Re:Create also encouraged its members to submit responses and comments, noting that they were “call[ing] on all stakeholders to be transparent and open with their recommendations because [they are] concerned that otherwise Congress may not hear everyone’s voice.” Members including Electronic Frontier Foundation (EFF) and Public Knowledge submitted. EFF’s response reiterated that it would strongly oppose any legislation related to implementation of a notice-and-staydown system, while Public Knowledge, said that they support “the need to create obligations tailored to accommodate differences of scale, [but] it is difficult to design a status that does not produce undesirable secondary effects.” Public Knowledge recommended that a rigorous study would be necessary to allow lawmakers to understand how the “metrics actually relate to the vague notion of ‘big versus small.’”

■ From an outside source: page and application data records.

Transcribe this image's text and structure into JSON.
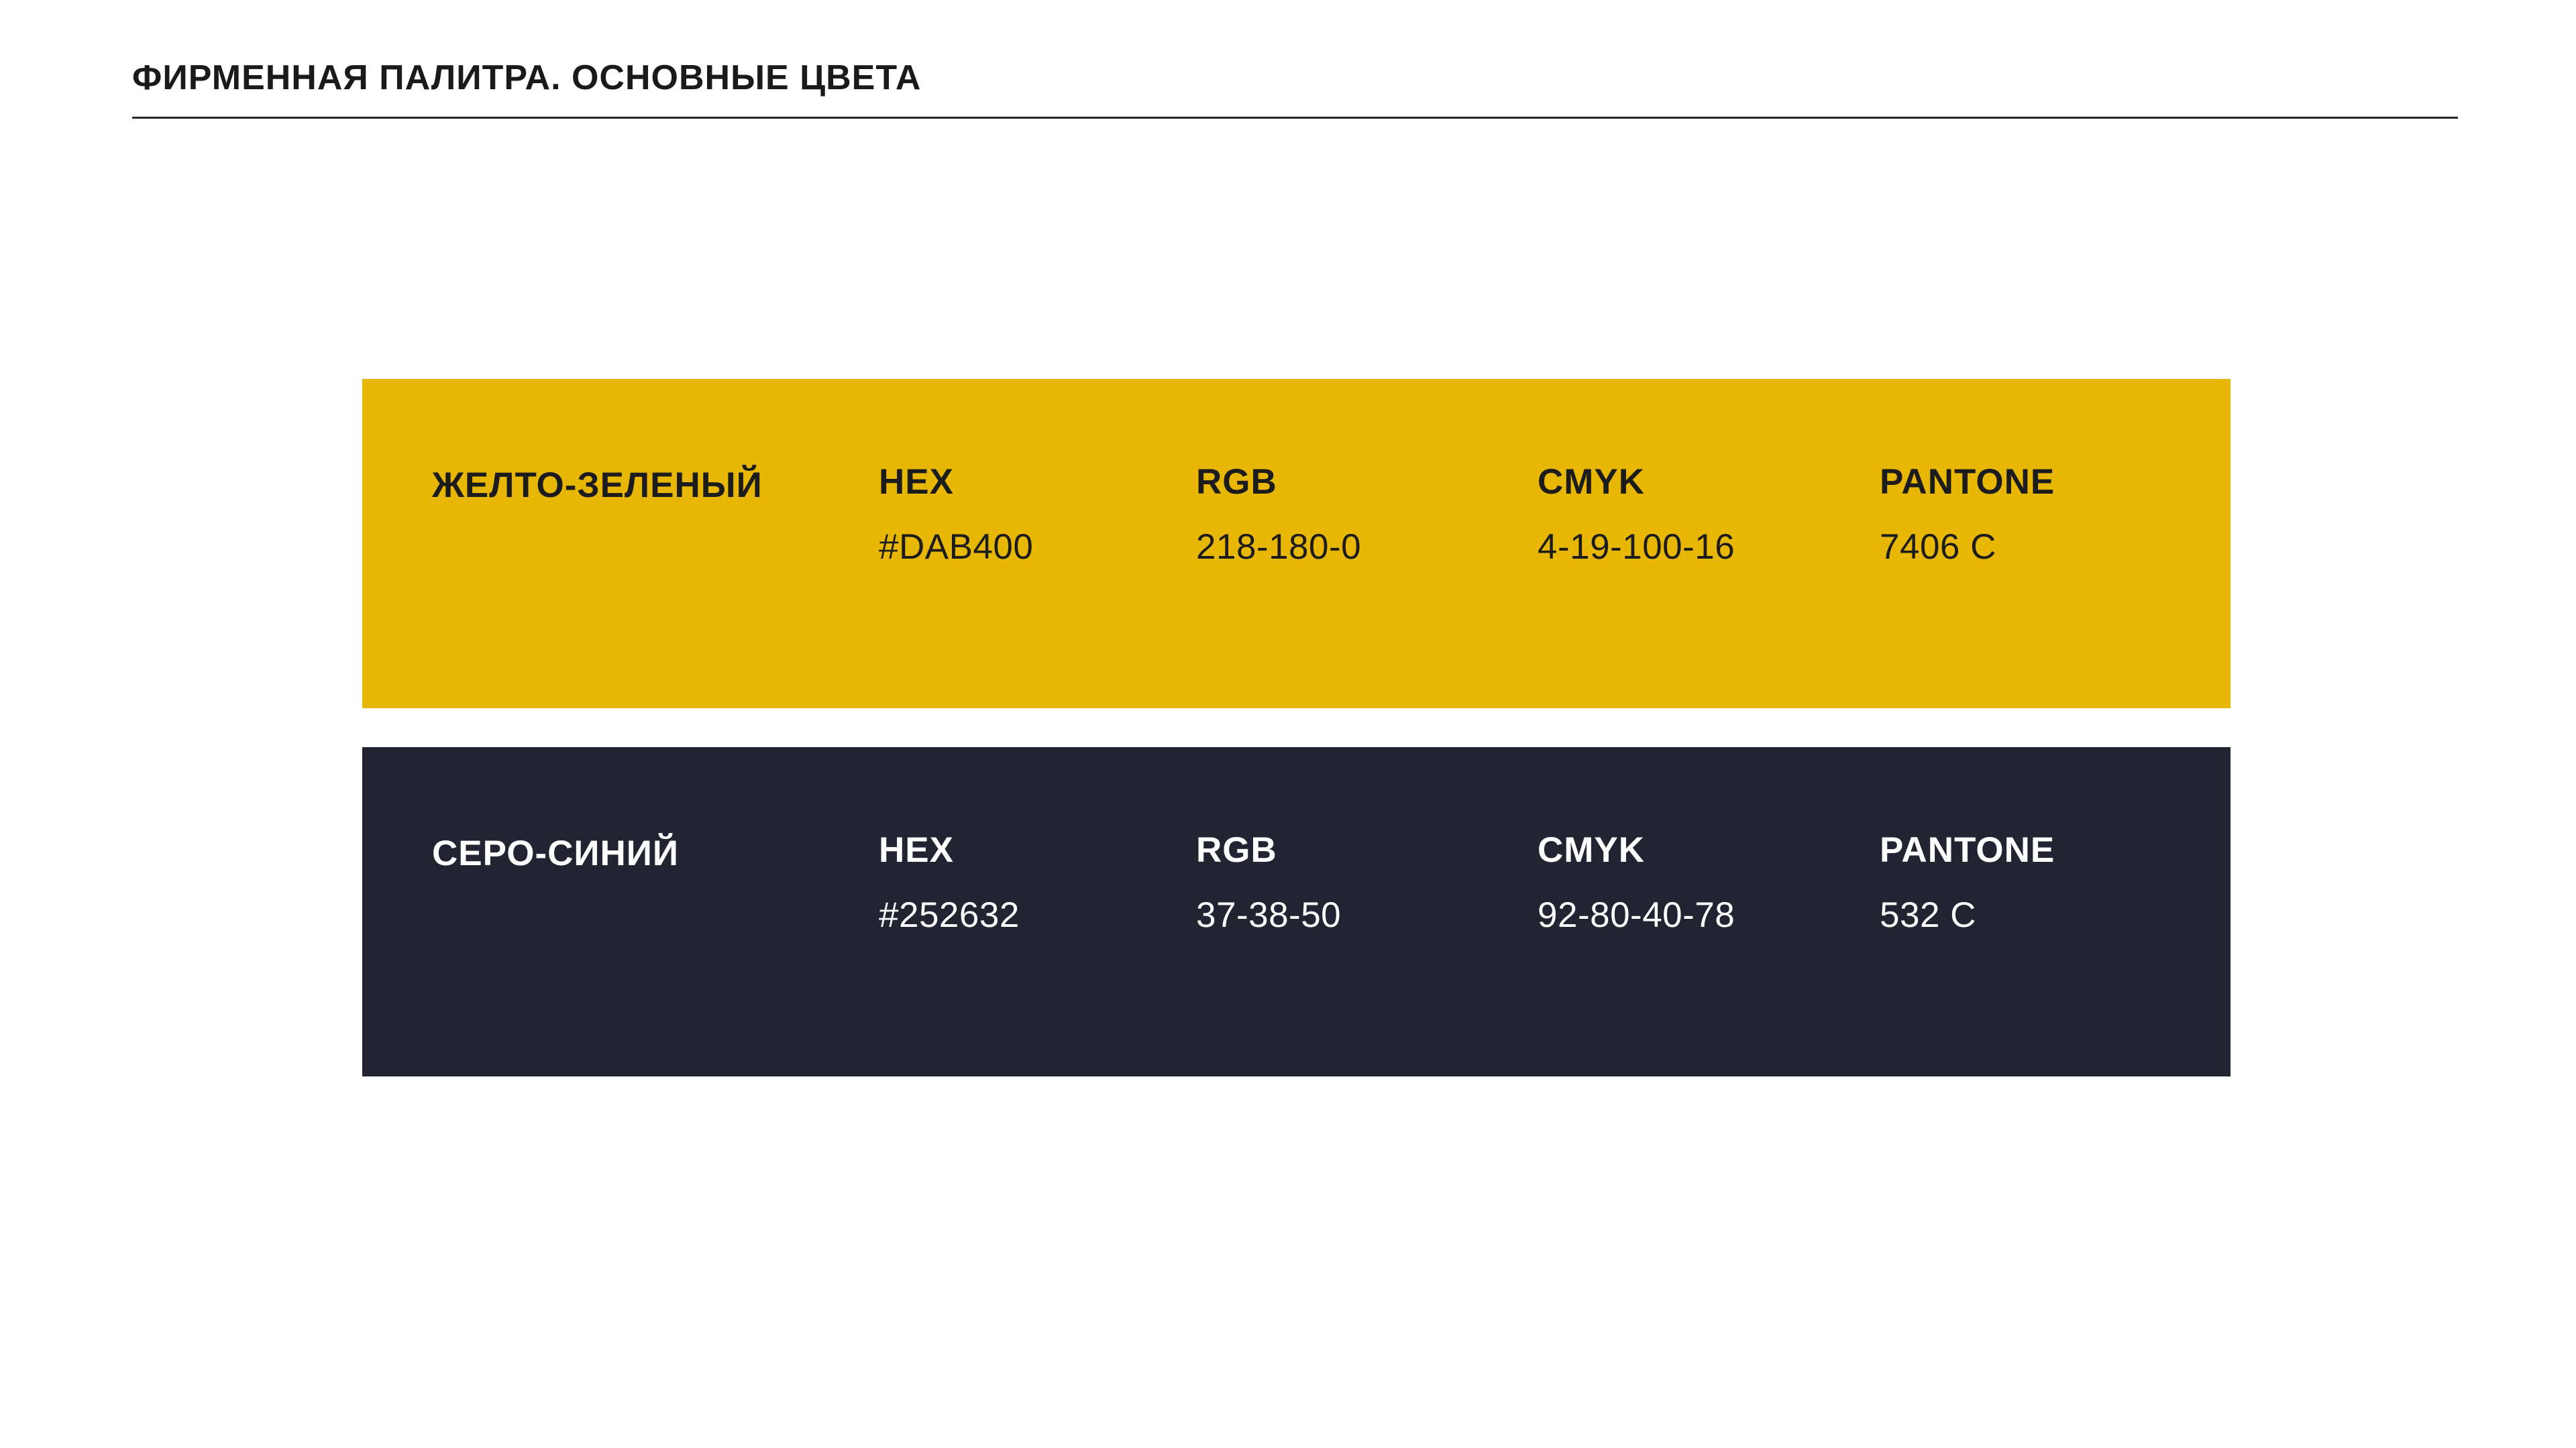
{
  "header": {
    "title": "ФИРМЕННАЯ ПАЛИТРА. ОСНОВНЫЕ ЦВЕТА"
  },
  "labels": {
    "hex": "HEX",
    "rgb": "RGB",
    "cmyk": "CMYK",
    "pantone": "PANTONE"
  },
  "colors": [
    {
      "name": "ЖЕЛТО-ЗЕЛЕНЫЙ",
      "hex": "#DAB400",
      "rgb": "218-180-0",
      "cmyk": "4-19-100-16",
      "pantone": "7406 C",
      "swatch": "#E8B704",
      "text_color": "#1c1c1c"
    },
    {
      "name": "СЕРО-СИНИЙ",
      "hex": "#252632",
      "rgb": "37-38-50",
      "cmyk": "92-80-40-78",
      "pantone": "532 C",
      "swatch": "#222432",
      "text_color": "#ffffff"
    }
  ]
}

Artist Rights Alliance
The ARA released a letter asserting that the collaborative balance that Congress intended to strike in the DMCA has been “utterly destroyed by unchecked and unaccountable global platforms shielded from ordinary rules of liability by catastrophically overbroad readings of the Section 512 safe harbor.” The ARA expressed its strong viewpoint that the correct approach is to make it clear that the “Section 512 safe harbor is only available to genuinely passive services that carry and host information – and not to today’s modern platform behemoths that curate content, shape the online environment through algorithms and recommendation engines, and earn billions from targeted ad revenue and exploitation of their users’ choices, tastes, and data.”

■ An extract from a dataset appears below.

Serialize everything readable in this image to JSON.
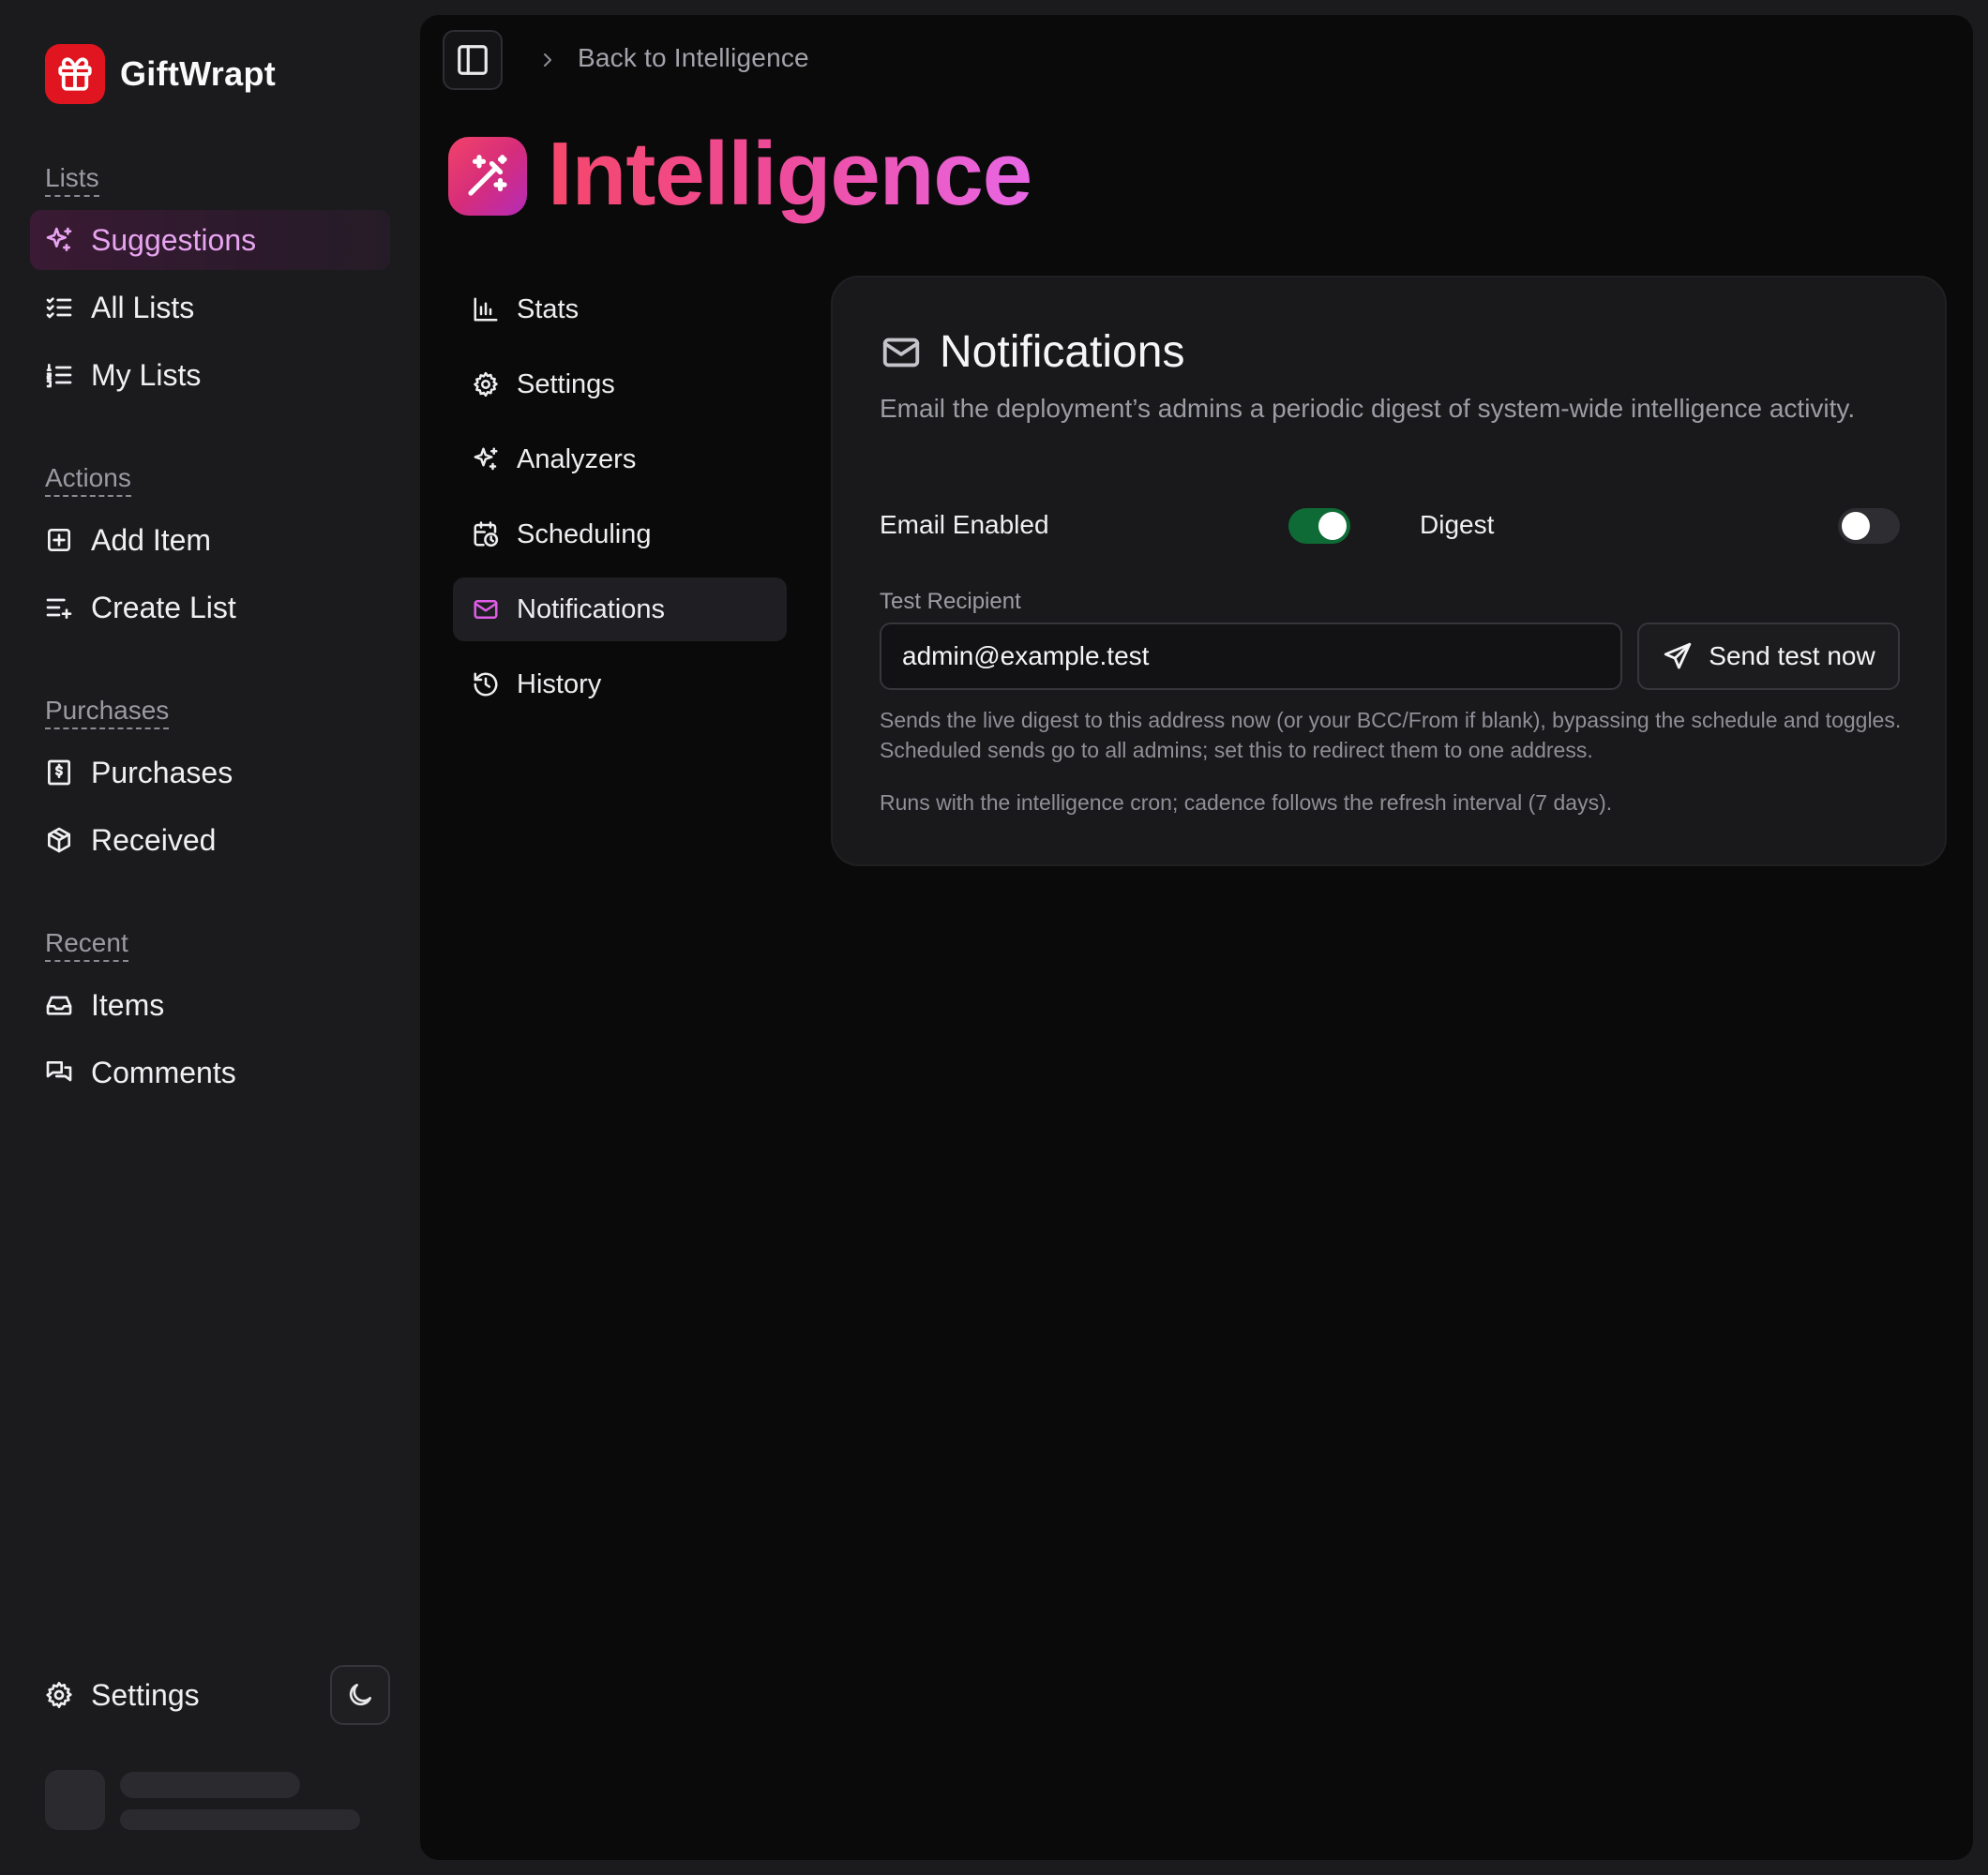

The Alliance also advocated for a “notice and staydown” system, asserting that “[c]ompanies that build digital services and unleash them into the world have a basic responsibility to know their own product, pay attention to how it is used, and take basic, effective steps when they are warned of problems.” They further expressed that individual creators do not have the means to police large-scale global networks in a systematic way and when artists do find unlicensed copies of their work online, they should only have to report it one time and then have assurance that the network carrying it will address the problem.
In addition, the ARA said that, under the current regime, where artists have the sole responsibility to monitor platforms for unlicensed uses of their work, “it is vital that high-volume access to network information, seamless and cost-free [application programming interface (API)] connections and simple bulk reporting mechanisms be provided.” The ARA noted that it is necessary for large corporate creative organizations to have access to tools “equal to the size and scale of the platforms they are burdened with monitoring,” but also asserted that “monitoring and reporting tools must also scale down and be available in a usable, efficient form for individual artists and creators, much as affordable content moderation systems are already available to small and medium sized internet companies and app developers.”
Tillis’s report concluded by noting his diligent efforts “to ensure agency oversight, conduct hearings, listen to stakeholder input, and take action by proposing legislation,” and promised to continue his bipartisan work as Chairman in the 117th Congress.
IP Bills Tillis Introduced or Co-Sponsored in 2020:
Bill Number: S. 3574
Introduced: Senator Thom Tillis (R-NC)
Bill Number: S. 3952
Introduced: Senator Chris Van Hollen (D-MD)- co-sponsored
Bill Number: S. 3997
Introduced by: Rob Portman (R-OH) – co-sponsored
Bill Number: S. 4345
Introduced by: Senator Ted Cruz (R-TX) – co-sponsored
Bill Number: S. 4793
Introduced by: Senator Thom Tillis (R-NC)